It is best to think of these invariants in terms of pictures but it is hard for me to draw one here. You are asking about invariant polynomials in variables $X_{a,b}$ with $1\le a\le n$ and $1\le b\le m$. The invariants are all complete contractions of $X$'s with the following four pieces: $\delta_{a,a'}$ the $n\times n$ Kronecker delta for the $a$'s; $\rho_{b,b'}$ the $m\times m$ Kronecker delta for the $b$'s; $\epsilon_{a_1,\ldots,a_n}$ the completely antisymmetric tensor in the $a$'s normalized so that $\epsilon_{1,2,\ldots,n}=1$ and finally $\eta_{b_1,\ldots,b_m}$ which is the same thing for the $b$'s.

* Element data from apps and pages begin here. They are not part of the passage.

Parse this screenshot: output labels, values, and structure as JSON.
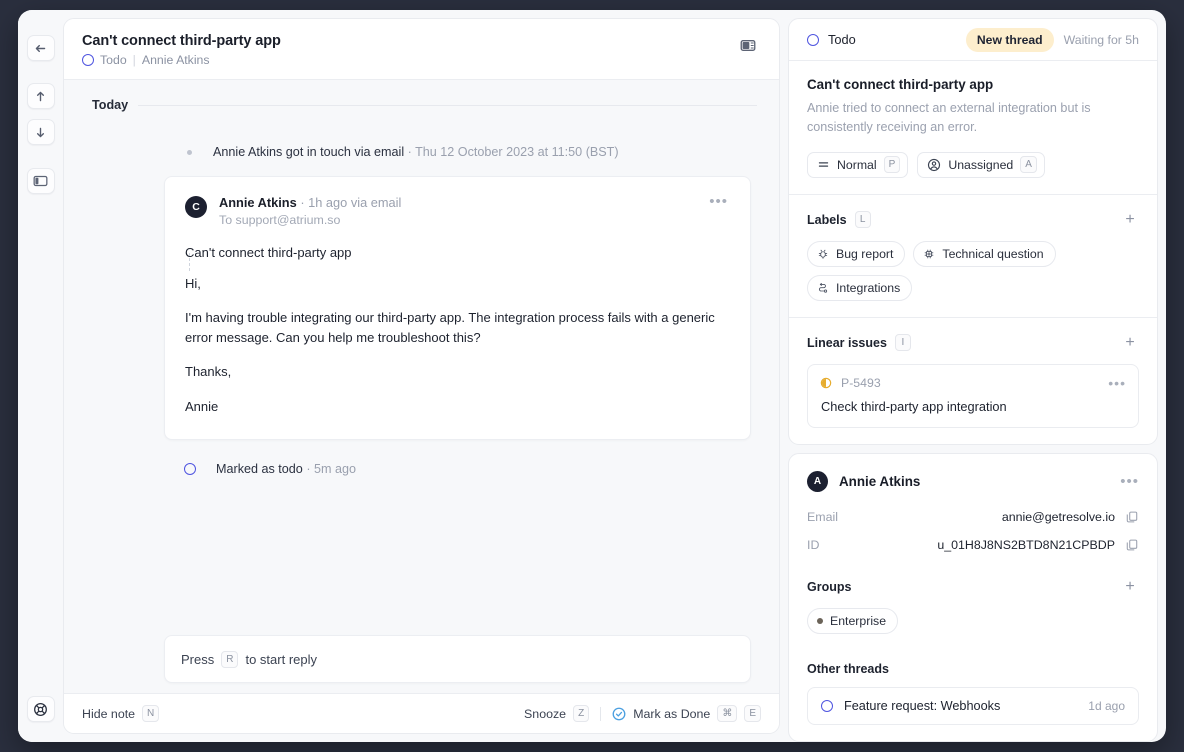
{
  "window": {
    "outer_bg": "#2a2f3e",
    "accent": "#4f55e0",
    "badge_bg": "#fdeecd"
  },
  "rail": {
    "items": [
      {
        "name": "back",
        "icon": "arrow-left-icon"
      },
      {
        "name": "previous",
        "icon": "arrow-up-icon"
      },
      {
        "name": "next",
        "icon": "arrow-down-icon"
      },
      {
        "name": "toggle-sidebar",
        "icon": "panel-left-icon"
      }
    ],
    "bottom": {
      "name": "help",
      "icon": "lifebuoy-icon"
    }
  },
  "thread_header": {
    "title": "Can't connect third-party app",
    "status": "Todo",
    "assignee": "Annie Atkins",
    "separator": "|",
    "toggle_panel_icon": "panel-right-icon"
  },
  "timeline": {
    "day_label": "Today",
    "events": [
      {
        "text": "Annie Atkins got in touch via email",
        "meta": "· Thu 12 October 2023 at 11:50 (BST)",
        "marker": "dot"
      },
      {
        "text": "Marked as todo",
        "meta": "· 5m ago",
        "marker": "ring"
      }
    ],
    "message": {
      "avatar_initial": "C",
      "author": "Annie Atkins",
      "meta": "· 1h ago via email",
      "recipient": "To support@atrium.so",
      "subject": "Can't connect third-party app",
      "paragraphs": [
        "Hi,",
        "I'm having trouble integrating our third-party app. The integration process fails with a generic error message. Can you help me troubleshoot this?",
        "Thanks,",
        "Annie"
      ],
      "more_icon": "ellipsis-icon"
    }
  },
  "composer": {
    "prefix": "Press",
    "key": "R",
    "suffix": "to start reply"
  },
  "bottom_bar": {
    "hide_note_label": "Hide note",
    "hide_note_key": "N",
    "snooze_label": "Snooze",
    "snooze_key": "Z",
    "done_label": "Mark as Done",
    "done_keys": [
      "⌘",
      "E"
    ],
    "done_icon": "check-circle-icon"
  },
  "right_panel": {
    "status": "Todo",
    "badge": "New thread",
    "waiting": "Waiting for 5h",
    "title": "Can't connect third-party app",
    "description": "Annie tried to connect an external integration but is consistently receiving an error.",
    "priority": {
      "label": "Normal",
      "key": "P",
      "icon": "priority-bars-icon"
    },
    "assignee": {
      "label": "Unassigned",
      "key": "A",
      "icon": "user-circle-icon"
    },
    "labels": {
      "section_label": "Labels",
      "section_key": "L",
      "add_icon": "plus-icon",
      "items": [
        {
          "label": "Bug report",
          "icon": "bug-icon"
        },
        {
          "label": "Technical question",
          "icon": "chip-icon"
        },
        {
          "label": "Integrations",
          "icon": "workflow-icon"
        }
      ]
    },
    "linear_issues": {
      "section_label": "Linear issues",
      "section_key": "I",
      "add_icon": "plus-icon",
      "items": [
        {
          "key": "P-5493",
          "title": "Check third-party app integration",
          "status_icon": "half-circle-icon",
          "status_color": "#e6ac2e",
          "more_icon": "ellipsis-icon"
        }
      ]
    },
    "contact": {
      "avatar_initial": "A",
      "name": "Annie Atkins",
      "more_icon": "ellipsis-icon",
      "fields": [
        {
          "key": "Email",
          "value": "annie@getresolve.io",
          "copy_icon": "copy-icon"
        },
        {
          "key": "ID",
          "value": "u_01H8J8NS2BTD8N21CPBDP",
          "copy_icon": "copy-icon"
        }
      ],
      "groups": {
        "section_label": "Groups",
        "add_icon": "plus-icon",
        "items": [
          {
            "label": "Enterprise",
            "dot_color": "#6b6358"
          }
        ]
      },
      "other_threads": {
        "section_label": "Other threads",
        "items": [
          {
            "title": "Feature request: Webhooks",
            "time": "1d ago",
            "status_icon": "todo-ring-icon"
          }
        ]
      }
    }
  }
}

The rule is you only contract $a$'s with $a$'s and $b$'s with $b$'s. Now you get a lot of graphs in this way. If you only use the Kronecker delta, i.e., $\delta$'s and $\rho$'s all you can make are cycles: basically traces of powers of $X^T X$. These must be the invariants in Kac's table.

It turns out that if we now also include the $\epsilon$'s and $\eta$'s then we can get rid of them almost completely. For instance if you have two antisymmetric pieces of the same kind, e.g., two $\epsilon$'s, then it is easy to see that you can trade them for an antisymmetrized sum only involving $\delta$'s. This is nothing more than the formula $det(AB)=det(A)det(B)$. So one is reduced to the case of only one $\epsilon$ and one $\eta$.

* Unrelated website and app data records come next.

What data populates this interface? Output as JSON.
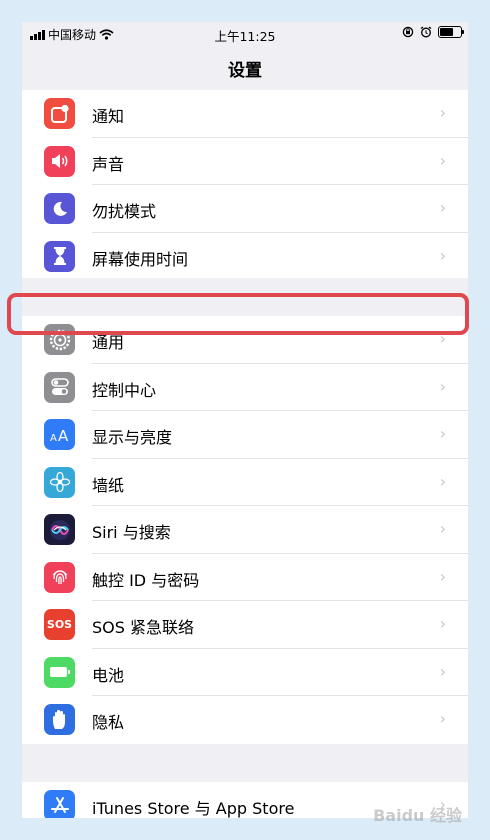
{
  "status": {
    "carrier": "中国移动",
    "time": "上午11:25"
  },
  "nav": {
    "title": "设置"
  },
  "group1": [
    {
      "label": "通知",
      "icon": "notifications-icon",
      "color": "#f04c3f"
    },
    {
      "label": "声音",
      "icon": "sound-icon",
      "color": "#f0405a"
    },
    {
      "label": "勿扰模式",
      "icon": "moon-icon",
      "color": "#5856d6"
    },
    {
      "label": "屏幕使用时间",
      "icon": "hourglass-icon",
      "color": "#5856d6"
    }
  ],
  "group2": [
    {
      "label": "通用",
      "icon": "gear-icon",
      "color": "#8e8e93"
    },
    {
      "label": "控制中心",
      "icon": "toggles-icon",
      "color": "#8e8e93"
    },
    {
      "label": "显示与亮度",
      "icon": "text-size-icon",
      "color": "#2f7cf6"
    },
    {
      "label": "墙纸",
      "icon": "flower-icon",
      "color": "#36a8d8"
    },
    {
      "label": "Siri 与搜索",
      "icon": "siri-icon",
      "color": "#1c1c3a"
    },
    {
      "label": "触控 ID 与密码",
      "icon": "fingerprint-icon",
      "color": "#f0405a"
    },
    {
      "label": "SOS 紧急联络",
      "icon": "sos-icon",
      "color": "#e8402f",
      "icon_text": "SOS"
    },
    {
      "label": "电池",
      "icon": "battery-icon",
      "color": "#4cd964"
    },
    {
      "label": "隐私",
      "icon": "hand-icon",
      "color": "#2f6ee0"
    }
  ],
  "group3": [
    {
      "label": "iTunes Store 与 App Store",
      "icon": "app-store-icon",
      "color": "#2f7cf6"
    }
  ],
  "chevron": "›",
  "watermark": "Baidu 经验"
}
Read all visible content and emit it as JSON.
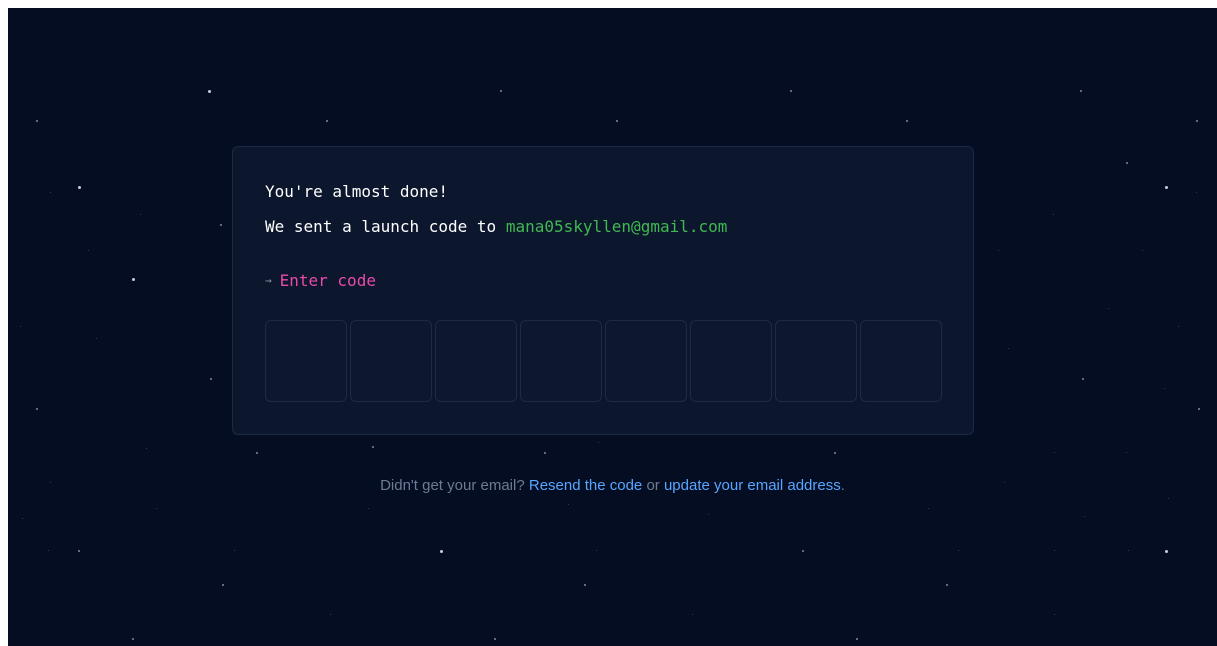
{
  "card": {
    "heading": "You're almost done!",
    "sent_prefix": "We sent a launch code to ",
    "email": "mana05skyllen@gmail.com",
    "prompt_arrow": "→",
    "prompt_label": "Enter code",
    "code_digits": [
      "",
      "",
      "",
      "",
      "",
      "",
      "",
      ""
    ]
  },
  "help": {
    "question": "Didn't get your email? ",
    "resend_link": "Resend the code",
    "or_text": " or ",
    "update_link": "update your email address",
    "period": "."
  },
  "colors": {
    "background": "#040d21",
    "card_background": "#0c162d",
    "email": "#3fb950",
    "prompt": "#ea4aaa",
    "link": "#58a6ff",
    "muted_text": "#6e7b95"
  }
}
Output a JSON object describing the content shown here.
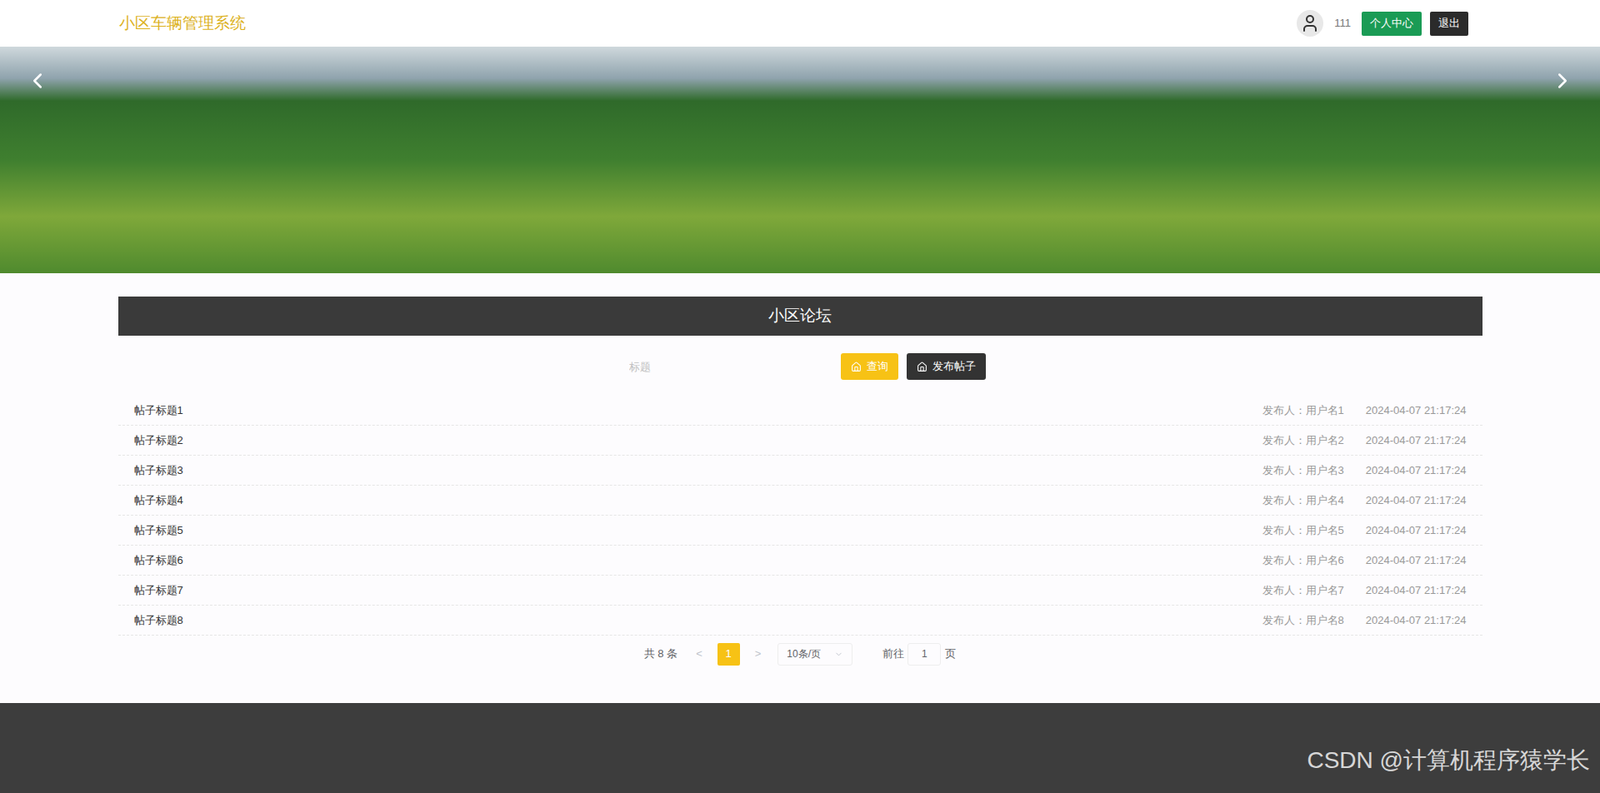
{
  "header": {
    "title": "小区车辆管理系统",
    "username": "111",
    "buttons": [
      "个人中心",
      "退出"
    ]
  },
  "section": {
    "title": "小区论坛"
  },
  "search": {
    "placeholder": "标题",
    "buttons": [
      "查询",
      "发布帖子"
    ]
  },
  "posts": [
    {
      "title": "帖子标题1",
      "author": "发布人：用户名1",
      "time": "2024-04-07 21:17:24"
    },
    {
      "title": "帖子标题2",
      "author": "发布人：用户名2",
      "time": "2024-04-07 21:17:24"
    },
    {
      "title": "帖子标题3",
      "author": "发布人：用户名3",
      "time": "2024-04-07 21:17:24"
    },
    {
      "title": "帖子标题4",
      "author": "发布人：用户名4",
      "time": "2024-04-07 21:17:24"
    },
    {
      "title": "帖子标题5",
      "author": "发布人：用户名5",
      "time": "2024-04-07 21:17:24"
    },
    {
      "title": "帖子标题6",
      "author": "发布人：用户名6",
      "time": "2024-04-07 21:17:24"
    },
    {
      "title": "帖子标题7",
      "author": "发布人：用户名7",
      "time": "2024-04-07 21:17:24"
    },
    {
      "title": "帖子标题8",
      "author": "发布人：用户名8",
      "time": "2024-04-07 21:17:24"
    }
  ],
  "pagination": {
    "total": "共 8 条",
    "prev": "<",
    "pages": [
      {
        "label": "1",
        "selected": true
      }
    ],
    "next": ">",
    "page_size": "10条/页",
    "goto_label": "前往",
    "goto_value": "1",
    "goto_suffix": "页"
  },
  "watermark": "CSDN @计算机程序猿学长"
}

If you have an $\epsilon$ and say no $\eta$ then you must have a path of $X^TX$'s starting from a leg of that $\epsilon$ and returning to another leg. This gives zero because it is a contraction of something symmetric against something antisymmetric.

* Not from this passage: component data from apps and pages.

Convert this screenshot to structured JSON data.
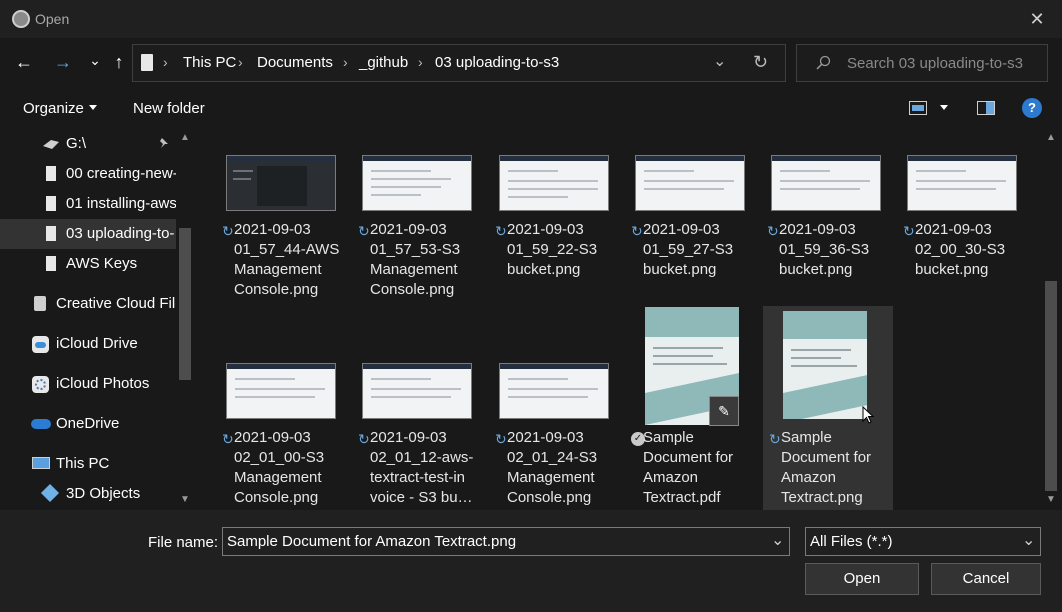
{
  "window": {
    "title": "Open",
    "close_glyph": "✕"
  },
  "nav": {
    "back_glyph": "←",
    "forward_glyph": "→",
    "recent_glyph": "⌄",
    "up_glyph": "↑",
    "breadcrumbs": [
      "This PC",
      "Documents",
      "_github",
      "03 uploading-to-s3"
    ],
    "separator": "›",
    "dropdown_glyph": "⌄",
    "refresh_glyph": "↻",
    "search_placeholder": "Search 03 uploading-to-s3"
  },
  "toolbar": {
    "organize_label": "Organize",
    "new_folder_label": "New folder",
    "help_glyph": "?"
  },
  "sidebar": {
    "items": [
      {
        "label": "G:\\",
        "icon": "drive-icon",
        "pinned": true
      },
      {
        "label": "00 creating-new-",
        "icon": "folder-icon"
      },
      {
        "label": "01 installing-aws",
        "icon": "folder-icon"
      },
      {
        "label": "03 uploading-to-",
        "icon": "folder-icon",
        "selected": true
      },
      {
        "label": "AWS Keys",
        "icon": "folder-icon"
      },
      {
        "label": "Creative Cloud File",
        "icon": "creative-cloud-icon"
      },
      {
        "label": "iCloud Drive",
        "icon": "icloud-drive-icon"
      },
      {
        "label": "iCloud Photos",
        "icon": "icloud-photos-icon"
      },
      {
        "label": "OneDrive",
        "icon": "onedrive-icon"
      },
      {
        "label": "This PC",
        "icon": "this-pc-icon"
      },
      {
        "label": "3D Objects",
        "icon": "3d-objects-icon"
      }
    ]
  },
  "files": [
    {
      "label": "2021-09-03\n01_57_44-AWS\nManagement\nConsole.png",
      "status": "sync"
    },
    {
      "label": "2021-09-03\n01_57_53-S3\nManagement\nConsole.png",
      "status": "sync"
    },
    {
      "label": "2021-09-03\n01_59_22-S3\nbucket.png",
      "status": "sync"
    },
    {
      "label": "2021-09-03\n01_59_27-S3\nbucket.png",
      "status": "sync"
    },
    {
      "label": "2021-09-03\n01_59_36-S3\nbucket.png",
      "status": "sync"
    },
    {
      "label": "2021-09-03\n02_00_30-S3\nbucket.png",
      "status": "sync"
    },
    {
      "label": "2021-09-03\n02_01_00-S3\nManagement\nConsole.png",
      "status": "sync"
    },
    {
      "label": "2021-09-03\n02_01_12-aws-\ntextract-test-in\nvoice - S3 bu…",
      "status": "sync"
    },
    {
      "label": "2021-09-03\n02_01_24-S3\nManagement\nConsole.png",
      "status": "sync"
    },
    {
      "label": "Sample\nDocument for\nAmazon\nTextract.pdf",
      "status": "available"
    },
    {
      "label": "Sample\nDocument for\nAmazon\nTextract.png",
      "status": "sync",
      "selected": true
    }
  ],
  "bottom": {
    "file_name_label": "File name:",
    "file_name_value": "Sample Document for Amazon Textract.png",
    "filter_value": "All Files (*.*)",
    "open_label": "Open",
    "cancel_label": "Cancel"
  },
  "colors": {
    "accent_sync": "#6aa7de",
    "selection": "#333333",
    "background": "#191919"
  }
}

For the remaining case:by the same leg to leg path argument it is easy to see that starting from a leg of the unique $\epsilon$ one must arrive (after an odd number of $X$ steps) to a leg of the unique $\eta$ and vice versa. This can only happen if $n=m$ and the invariant we are considering is in fact $det(X)$. Your list is missing that one if the dimensions are odd.

In fact even if the dimension is even it is impossible to reduce this determinant to a polynomial in the invariants from Kac's list. Take a diagonal $n\times n$ matrix $X$ with eigenvalues $\lambda_1,\ldots,\lambda_n$. From the basic theory of symmetric polynomials it is easy to see that the even power sums are not enough to get the determinant.

Conclusion:

1) The generators are $tr((X^T X)^{p})$ for $p=1,\ldots,m$ when $n>m$ and they are algebraically independent.

2) If $n=m$ one also needs to add $det(X)$. There is a single relation coming from the trace expansion of $(det(X))^2=det(X^T X)$.

Edit: I just realized the conclusion is correct but the argument is a bit more complicated. Indeed in the case with one $\epsilon$ and one $\eta$ one has $n=m$ and several odd paths realizing the connections between the legs of $\epsilon$ and those of $\eta$. The problem is that these paths can have different lengths. But these lengths are all odd and therefore $\ge 1$. One can use the identity

$$\sum_{a_1,\ldots,a_n=1}^{n} \epsilon_{a_1,\ldots,a_n}\ X_{a_1,b_1}\cdots X_{a_n,b_n} =det(X)\times \eta_{b_1,\ldots,b_n}$$

to peal off the first layer of $X$'s growing from the $\epsilon$ and thus reduce to the situation with at least two $\eta$'s.

Edit2: For the statement about no other relation than $(det(X))^2=\ldots$ this can be done easily with symmetric functions of the eigenvalues. Basically one has to show there are no nonzero polynomials $P$ and $Q$ in the even power sums $p_2,p_4,\ldots$ such that $Q\ e_n=P$ where $e_n$ is the determinant,i.e., the $n$-th elementary symmetric function. Then write the expansion of $e_n$ in terms of power sums which contains $p_1^n$ and compare both sides as polynomials in $p_1$ with coefficients in the ring of polynomials in $p_2,p_3,\ldots,p_n$ .